Maximum Take-Off Weight
Rolls-Royce RB250B-17 turboshaft engines
Number of Engines
200 to 300kts
The Mantis medium-altitude long-endurance unmanned air vehicle (UAV) system has been designed and developed by BAE Systems, UK, principally for UK Defence Forces to perform intelligence, surveillance, target acquisition and reconnaissance (ISTAR) operations. The UAV offers close-air support for ground missions and captures real-time intelligence data before transmitting it to the ground control station via satellite communication data link. The UAV will identify and destroy targets using its missiles or bombs.
The Mantis UAV is the first fly-by-wire all-electric-controlled UAV system to be developed by BAE Systems. The UAV completed its maiden flight on 21 October 2009 in Woomera, South Australia. Flying at a maximum altitude of 55,000ft (16,764m), the Mantis can provide its operators with real-time intelligence information by performing surveillance and target acquisition over a large area.
Mantis surveillance UAV design
Mantis has been designed to operate as a surveillance and military transport aircraft. It has been designed to be a machine with plug-and-play elements. The UAV is fitted with an upward-facing satellite communication system, situated in a large dome in the front side. The aircraft also features an electro-optic camera in the front section of the fuselage to capture imagery of the battlefield.
The UAV is designed to operate autonomously, even under adverse weather conditions. The automated functions of the UAV enable the ground station operators to focus on the overall task, rather than the vehicle control.
British demonstrator programme
Mantis was developed under the British Demonstrator programme. Development of the UAV began in 2007 and includes three phases. The first phase was jointly funded by BAE Systems and the UK Ministry of Defence (MoD).
Two Rolls-Royce Model 250 turboshaft engines were fitted to the UAV in phase I. The first phase development was carried out in Australia and involved the evaluation of autonomous control systems and ISTAR operations. The second phase was to focus on the sensor package developments and armaments. This would have been carried out in Afghanistan and tested weapons release activities. The third phase would have been to assess the civilian applications and armed variants of the UAV.
Mantis was showcased at Farnborough Air Show on 14 July 2008. It was also displayed at the Royal International Air Tattoo in July 2009 following the completion of its final assembly. After five flight trials and ground testing, the aircraft successfully completed phase I testing in November 2009.
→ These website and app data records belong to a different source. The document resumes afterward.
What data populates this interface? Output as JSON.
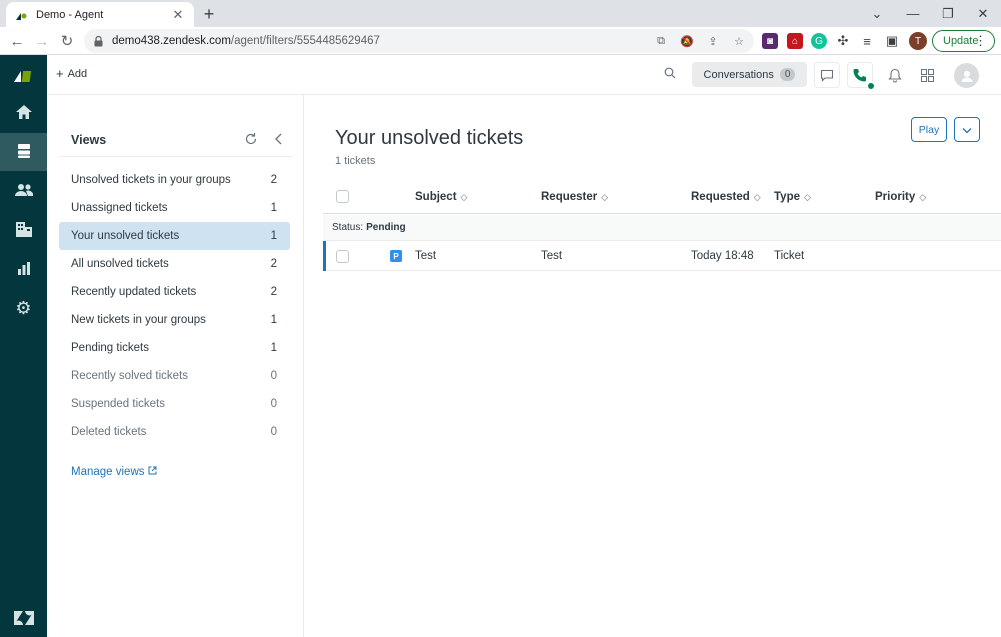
{
  "browser": {
    "tab_title": "Demo - Agent",
    "url_host": "demo438.zendesk.com",
    "url_path": "/agent/filters/5554485629467",
    "profile_initial": "T",
    "update_label": "Update"
  },
  "app": {
    "add_label": "Add",
    "conversations_label": "Conversations",
    "conversations_count": "0"
  },
  "views_panel": {
    "title": "Views",
    "items": [
      {
        "label": "Unsolved tickets in your groups",
        "count": "2"
      },
      {
        "label": "Unassigned tickets",
        "count": "1"
      },
      {
        "label": "Your unsolved tickets",
        "count": "1"
      },
      {
        "label": "All unsolved tickets",
        "count": "2"
      },
      {
        "label": "Recently updated tickets",
        "count": "2"
      },
      {
        "label": "New tickets in your groups",
        "count": "1"
      },
      {
        "label": "Pending tickets",
        "count": "1"
      },
      {
        "label": "Recently solved tickets",
        "count": "0"
      },
      {
        "label": "Suspended tickets",
        "count": "0"
      },
      {
        "label": "Deleted tickets",
        "count": "0"
      }
    ],
    "manage_label": "Manage views"
  },
  "main": {
    "title": "Your unsolved tickets",
    "ticket_count": "1 tickets",
    "play_label": "Play",
    "columns": {
      "subject": "Subject",
      "requester": "Requester",
      "requested": "Requested",
      "type": "Type",
      "priority": "Priority"
    },
    "group": {
      "prefix": "Status:",
      "value": "Pending"
    },
    "rows": [
      {
        "status_letter": "P",
        "subject": "Test",
        "requester": "Test",
        "requested": "Today 18:48",
        "type": "Ticket",
        "priority": ""
      }
    ]
  },
  "colors": {
    "nav_bg": "#03363d",
    "accent": "#1f73b7",
    "selected_view": "#cee2f2",
    "pending_badge": "#3091ec",
    "call_green": "#038153"
  }
}
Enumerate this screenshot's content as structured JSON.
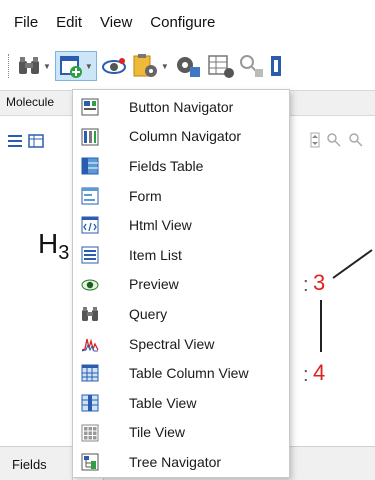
{
  "menubar": {
    "items": [
      "File",
      "Edit",
      "View",
      "Configure"
    ]
  },
  "tabstrip": {
    "tab_label": "Molecule"
  },
  "canvas": {
    "atom_h": "H",
    "atom_h_sub": "3",
    "atom_label_3": "3",
    "atom_label_4": "4",
    "colon": ":",
    "label_color": "#dd2222"
  },
  "bottombar": {
    "tab_label": "Fields"
  },
  "dropdown": {
    "items": [
      {
        "label": "Button Navigator",
        "icon": "button-navigator-icon"
      },
      {
        "label": "Column Navigator",
        "icon": "column-navigator-icon"
      },
      {
        "label": "Fields Table",
        "icon": "fields-table-icon"
      },
      {
        "label": "Form",
        "icon": "form-icon"
      },
      {
        "label": "Html View",
        "icon": "html-view-icon"
      },
      {
        "label": "Item List",
        "icon": "item-list-icon"
      },
      {
        "label": "Preview",
        "icon": "preview-eye-icon"
      },
      {
        "label": "Query",
        "icon": "binoculars-icon"
      },
      {
        "label": "Spectral View",
        "icon": "spectral-view-icon"
      },
      {
        "label": "Table Column View",
        "icon": "table-column-view-icon"
      },
      {
        "label": "Table View",
        "icon": "table-view-icon"
      },
      {
        "label": "Tile View",
        "icon": "tile-view-icon"
      },
      {
        "label": "Tree Navigator",
        "icon": "tree-navigator-icon"
      }
    ]
  },
  "colors": {
    "accent_blue": "#2a5db0",
    "selection_bg": "#cde6f7",
    "selection_border": "#7fb5dc",
    "atom_red": "#dd2222"
  }
}
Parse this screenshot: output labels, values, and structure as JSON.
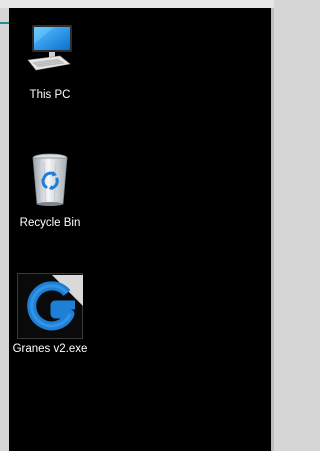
{
  "desktop": {
    "icons": [
      {
        "label": "This PC",
        "icon": "computer-monitor-icon"
      },
      {
        "label": "Recycle Bin",
        "icon": "recycle-bin-icon"
      },
      {
        "label": "Granes v2.exe",
        "icon": "app-g-logo-icon"
      }
    ]
  },
  "colors": {
    "desktop_background": "#000000",
    "frame": "#d6d6d6",
    "accent": "#2a8c8c",
    "icon_blue": "#1e7fd6"
  }
}
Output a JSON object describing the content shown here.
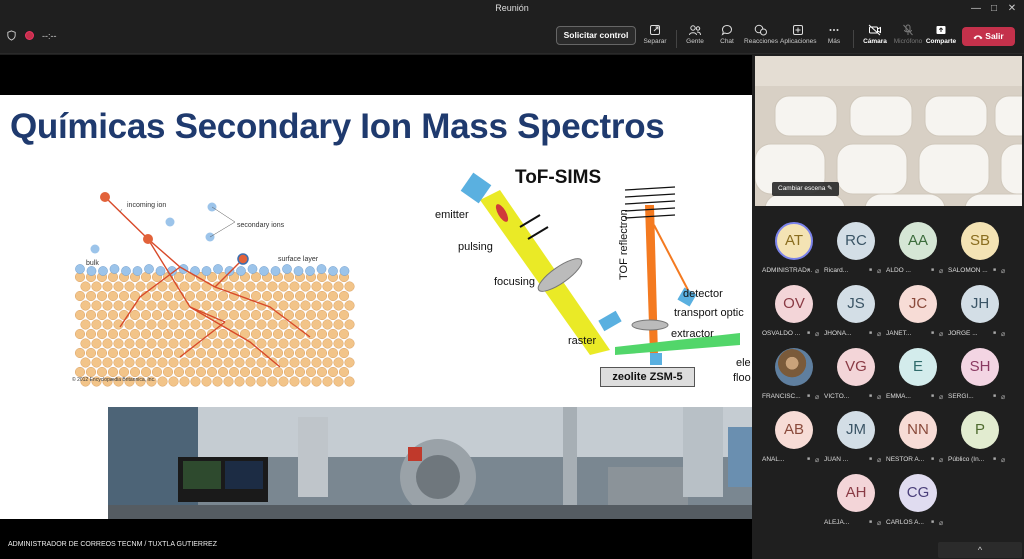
{
  "window": {
    "title": "Reunión"
  },
  "toolbar": {
    "timer": "--:--",
    "request_control": "Solicitar control",
    "items": [
      {
        "label": "Separar",
        "icon": "pop-out-icon"
      },
      {
        "label": "Gente",
        "icon": "people-icon"
      },
      {
        "label": "Chat",
        "icon": "chat-icon"
      },
      {
        "label": "Reacciones",
        "icon": "reactions-icon"
      },
      {
        "label": "Aplicaciones",
        "icon": "apps-icon"
      },
      {
        "label": "Más",
        "icon": "more-icon"
      },
      {
        "label": "Cámara",
        "icon": "camera-off-icon"
      },
      {
        "label": "Micrófono",
        "icon": "mic-off-icon"
      },
      {
        "label": "Comparte",
        "icon": "share-icon"
      }
    ],
    "leave": "Salir"
  },
  "slide": {
    "title": "Químicas Secondary Ion Mass Spectros",
    "tof_title": "ToF-SIMS",
    "diagram_labels": {
      "incoming_ion": "incoming ion",
      "secondary_ions": "secondary ions",
      "surface_layer": "surface layer",
      "bulk": "bulk",
      "copyright": "© 2012 Encyclopædia Britannica, Inc."
    },
    "tof_labels": {
      "emitter": "emitter",
      "pulsing": "pulsing",
      "focusing": "focusing",
      "raster": "raster",
      "reflectron": "TOF reflectron",
      "detector": "detector",
      "transport": "transport optic",
      "extractor": "extractor",
      "zeolite": "zeolite ZSM-5",
      "ele": "ele",
      "floo": "floo"
    }
  },
  "presenter": "ADMINISTRADOR DE CORREOS TECNM / TUXTLA GUTIERREZ",
  "video": {
    "scene_button": "Cambiar escena"
  },
  "participants": [
    {
      "initials": "AT",
      "name": "ADMINISTRAD...",
      "bg": "#f4e3b4",
      "fg": "#8a6d1f",
      "active": true
    },
    {
      "initials": "RC",
      "name": "Ricard...",
      "bg": "#d3dee6",
      "fg": "#3b5566"
    },
    {
      "initials": "AA",
      "name": "ALDO ...",
      "bg": "#d5e6d5",
      "fg": "#3b6b3b"
    },
    {
      "initials": "SB",
      "name": "SALOMON ...",
      "bg": "#f4e3b4",
      "fg": "#8a6d1f"
    },
    {
      "initials": "OV",
      "name": "OSVALDO ...",
      "bg": "#f3d5d8",
      "fg": "#8a3b45"
    },
    {
      "initials": "JS",
      "name": "JHONA...",
      "bg": "#d3dee6",
      "fg": "#3b5566"
    },
    {
      "initials": "JC",
      "name": "JANET...",
      "bg": "#f7dcd6",
      "fg": "#8a4a3b"
    },
    {
      "initials": "JH",
      "name": "JORGE ...",
      "bg": "#d3dee6",
      "fg": "#3b5566"
    },
    {
      "initials": "",
      "name": "FRANCISC...",
      "bg": "#8a6a4a",
      "fg": "#ffffff",
      "photo": true
    },
    {
      "initials": "VG",
      "name": "VICTO...",
      "bg": "#f3d5d8",
      "fg": "#8a3b45"
    },
    {
      "initials": "E",
      "name": "EMMA...",
      "bg": "#d3ecec",
      "fg": "#2f6b6b"
    },
    {
      "initials": "SH",
      "name": "SERGI...",
      "bg": "#f3d5e3",
      "fg": "#8a3b62"
    },
    {
      "initials": "AB",
      "name": "ANAL...",
      "bg": "#f7dcd6",
      "fg": "#8a4a3b"
    },
    {
      "initials": "JM",
      "name": "JUAN ...",
      "bg": "#d3dee6",
      "fg": "#3b5566"
    },
    {
      "initials": "NN",
      "name": "NESTOR A...",
      "bg": "#f7dcd6",
      "fg": "#8a4a3b"
    },
    {
      "initials": "P",
      "name": "Público (In...",
      "bg": "#e2ecd0",
      "fg": "#4f6b2f"
    },
    {
      "initials": "AH",
      "name": "ALEJA...",
      "bg": "#f3d5d8",
      "fg": "#8a3b45"
    },
    {
      "initials": "CG",
      "name": "CARLOS A...",
      "bg": "#e0dcf0",
      "fg": "#4a3f7a"
    }
  ],
  "scroll_up": "^"
}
The Mantis remained a concept and demonstrator after its Phase I trials after funding was removed in the 2010 Strategic Defence Review. However BAE Systems have continued to support the project and have planned to migrate technology from the Herti UAV program to the Mantis and revive flight testing in 2013. The Matis could also form the basis of the Telemos MALE deep and persistent ISTAR program.
Mantis has six hard points, three on each wing. These hard points are fitted with 12 MBDA Brimstone air-to-air missiles or six Raytheon pave-way precision guided bombs weighing 226kg each. It also features wescam, flight termination and communication systems, Atlantic inertial systems, primary flight control actuators, electrical braking systems and mission systems.
The Mantis UAV can be controlled autonomously or manually from the ground control station. It is fully equipped with an automatic launch and recovery (ALR) system, which helps ensure automatic safe landing during communication failure with the GCS.
The UAV is incorporated with electro-optical (EO) and infrared (IR) sensors, and electronic intelligence sensors (ELINT, COMINT). The EO sensor converts light rays into electronic signals for capturing images, real-time data and videos.
Mantis is fitted with SAR (synthetic aperture radar), SIGINT (signal intelligence) and COMINT (communication intelligence).
The UAV is powered by two Rolls-Royce RB250B-17 turboshaft engines. Each engine can produce 310kW of output power. The engines are manufactured by Rolls-Royce Industries, UK.
Mantis can fly at a maximum altitude of 55,000ft (16,764m). The maximum speed of the aircraft varies between 200kt (370km/h) and 300kt (555km/h). The maximum endurance of the UAV is 30 hours. The aircraft weighs around 1,000kg and its maximum take-off weight is 9,000kg.
Ground control station
Processing, retrieving and storing of the real-time data provided by the Mantis UAV are carried out at the ground control station (GCS). The GCS was manufactured by BAE Systems. Mantis and a fully operational GCS were displayed by BAE Systems at Aero India 2009.